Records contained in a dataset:
►

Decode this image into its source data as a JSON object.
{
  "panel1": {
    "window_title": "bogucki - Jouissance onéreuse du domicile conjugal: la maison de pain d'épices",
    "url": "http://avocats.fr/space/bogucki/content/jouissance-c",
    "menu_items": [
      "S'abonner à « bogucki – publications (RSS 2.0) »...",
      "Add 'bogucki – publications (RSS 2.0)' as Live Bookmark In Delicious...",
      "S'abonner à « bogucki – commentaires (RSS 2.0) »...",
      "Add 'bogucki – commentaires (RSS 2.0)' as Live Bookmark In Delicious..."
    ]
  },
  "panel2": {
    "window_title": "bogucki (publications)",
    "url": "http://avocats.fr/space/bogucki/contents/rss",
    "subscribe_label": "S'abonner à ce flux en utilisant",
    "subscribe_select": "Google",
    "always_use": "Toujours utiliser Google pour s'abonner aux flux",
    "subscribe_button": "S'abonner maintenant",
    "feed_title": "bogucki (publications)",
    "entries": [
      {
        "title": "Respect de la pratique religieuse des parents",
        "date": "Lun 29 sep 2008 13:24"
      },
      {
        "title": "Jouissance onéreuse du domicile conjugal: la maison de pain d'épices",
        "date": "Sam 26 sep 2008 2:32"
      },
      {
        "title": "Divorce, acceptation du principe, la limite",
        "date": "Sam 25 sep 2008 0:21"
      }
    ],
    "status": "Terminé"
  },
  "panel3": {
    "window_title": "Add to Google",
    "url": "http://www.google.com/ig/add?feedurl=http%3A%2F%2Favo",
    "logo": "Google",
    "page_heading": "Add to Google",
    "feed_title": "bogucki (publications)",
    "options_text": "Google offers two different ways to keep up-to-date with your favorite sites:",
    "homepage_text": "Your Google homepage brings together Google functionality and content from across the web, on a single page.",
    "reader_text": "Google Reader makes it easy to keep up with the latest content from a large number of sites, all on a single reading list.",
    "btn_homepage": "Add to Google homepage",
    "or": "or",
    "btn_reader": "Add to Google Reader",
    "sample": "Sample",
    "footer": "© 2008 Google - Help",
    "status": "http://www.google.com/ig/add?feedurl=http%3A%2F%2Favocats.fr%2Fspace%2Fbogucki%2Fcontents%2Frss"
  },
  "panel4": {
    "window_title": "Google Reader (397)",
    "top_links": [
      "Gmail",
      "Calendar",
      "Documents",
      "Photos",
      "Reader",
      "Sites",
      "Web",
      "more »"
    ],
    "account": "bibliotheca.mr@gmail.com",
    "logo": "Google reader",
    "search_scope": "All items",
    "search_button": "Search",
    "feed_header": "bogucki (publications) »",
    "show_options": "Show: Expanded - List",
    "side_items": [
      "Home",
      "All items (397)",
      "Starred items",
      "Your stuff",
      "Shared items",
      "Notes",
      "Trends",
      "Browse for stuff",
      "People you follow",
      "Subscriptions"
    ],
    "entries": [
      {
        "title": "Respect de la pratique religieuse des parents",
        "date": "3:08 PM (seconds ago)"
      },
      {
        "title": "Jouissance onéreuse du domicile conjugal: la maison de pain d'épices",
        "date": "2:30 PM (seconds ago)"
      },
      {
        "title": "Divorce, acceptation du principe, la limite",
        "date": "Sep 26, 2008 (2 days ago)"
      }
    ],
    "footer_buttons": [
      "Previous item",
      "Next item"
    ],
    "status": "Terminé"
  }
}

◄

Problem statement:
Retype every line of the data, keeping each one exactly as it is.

Response box:
Decode this image into its source data as a JSON object.
{
  "panel1": {
    "window_title": "bogucki - Jouissance onéreuse du domicile conjugal: la maison de pain d'épices",
    "url": "http://avocats.fr/space/bogucki/content/jouissance-c",
    "menu_items": [
      "S'abonner à « bogucki – publications (RSS 2.0) »...",
      "Add 'bogucki – publications (RSS 2.0)' as Live Bookmark In Delicious...",
      "S'abonner à « bogucki – commentaires (RSS 2.0) »...",
      "Add 'bogucki – commentaires (RSS 2.0)' as Live Bookmark In Delicious..."
    ]
  },
  "panel2": {
    "window_title": "bogucki (publications)",
    "url": "http://avocats.fr/space/bogucki/contents/rss",
    "subscribe_label": "S'abonner à ce flux en utilisant",
    "subscribe_select": "Google",
    "always_use": "Toujours utiliser Google pour s'abonner aux flux",
    "subscribe_button": "S'abonner maintenant",
    "feed_title": "bogucki (publications)",
    "entries": [
      {
        "title": "Respect de la pratique religieuse des parents",
        "date": "Lun 29 sep 2008 13:24"
      },
      {
        "title": "Jouissance onéreuse du domicile conjugal: la maison de pain d'épices",
        "date": "Sam 26 sep 2008 2:32"
      },
      {
        "title": "Divorce, acceptation du principe, la limite",
        "date": "Sam 25 sep 2008 0:21"
      }
    ],
    "status": "Terminé"
  },
  "panel3": {
    "window_title": "Add to Google",
    "url": "http://www.google.com/ig/add?feedurl=http%3A%2F%2Favo",
    "logo": "Google",
    "page_heading": "Add to Google",
    "feed_title": "bogucki (publications)",
    "options_text": "Google offers two different ways to keep up-to-date with your favorite sites:",
    "homepage_text": "Your Google homepage brings together Google functionality and content from across the web, on a single page.",
    "reader_text": "Google Reader makes it easy to keep up with the latest content from a large number of sites, all on a single reading list.",
    "btn_homepage": "Add to Google homepage",
    "or": "or",
    "btn_reader": "Add to Google Reader",
    "sample": "Sample",
    "footer": "© 2008 Google - Help",
    "status": "http://www.google.com/ig/add?feedurl=http%3A%2F%2Favocats.fr%2Fspace%2Fbogucki%2Fcontents%2Frss"
  },
  "panel4": {
    "window_title": "Google Reader (397)",
    "top_links": [
      "Gmail",
      "Calendar",
      "Documents",
      "Photos",
      "Reader",
      "Sites",
      "Web",
      "more »"
    ],
    "account": "bibliotheca.mr@gmail.com",
    "logo": "Google reader",
    "search_scope": "All items",
    "search_button": "Search",
    "feed_header": "bogucki (publications) »",
    "show_options": "Show: Expanded - List",
    "side_items": [
      "Home",
      "All items (397)",
      "Starred items",
      "Your stuff",
      "Shared items",
      "Notes",
      "Trends",
      "Browse for stuff",
      "People you follow",
      "Subscriptions"
    ],
    "entries": [
      {
        "title": "Respect de la pratique religieuse des parents",
        "date": "3:08 PM (seconds ago)"
      },
      {
        "title": "Jouissance onéreuse du domicile conjugal: la maison de pain d'épices",
        "date": "2:30 PM (seconds ago)"
      },
      {
        "title": "Divorce, acceptation du principe, la limite",
        "date": "Sep 26, 2008 (2 days ago)"
      }
    ],
    "footer_buttons": [
      "Previous item",
      "Next item"
    ],
    "status": "Terminé"
  }
}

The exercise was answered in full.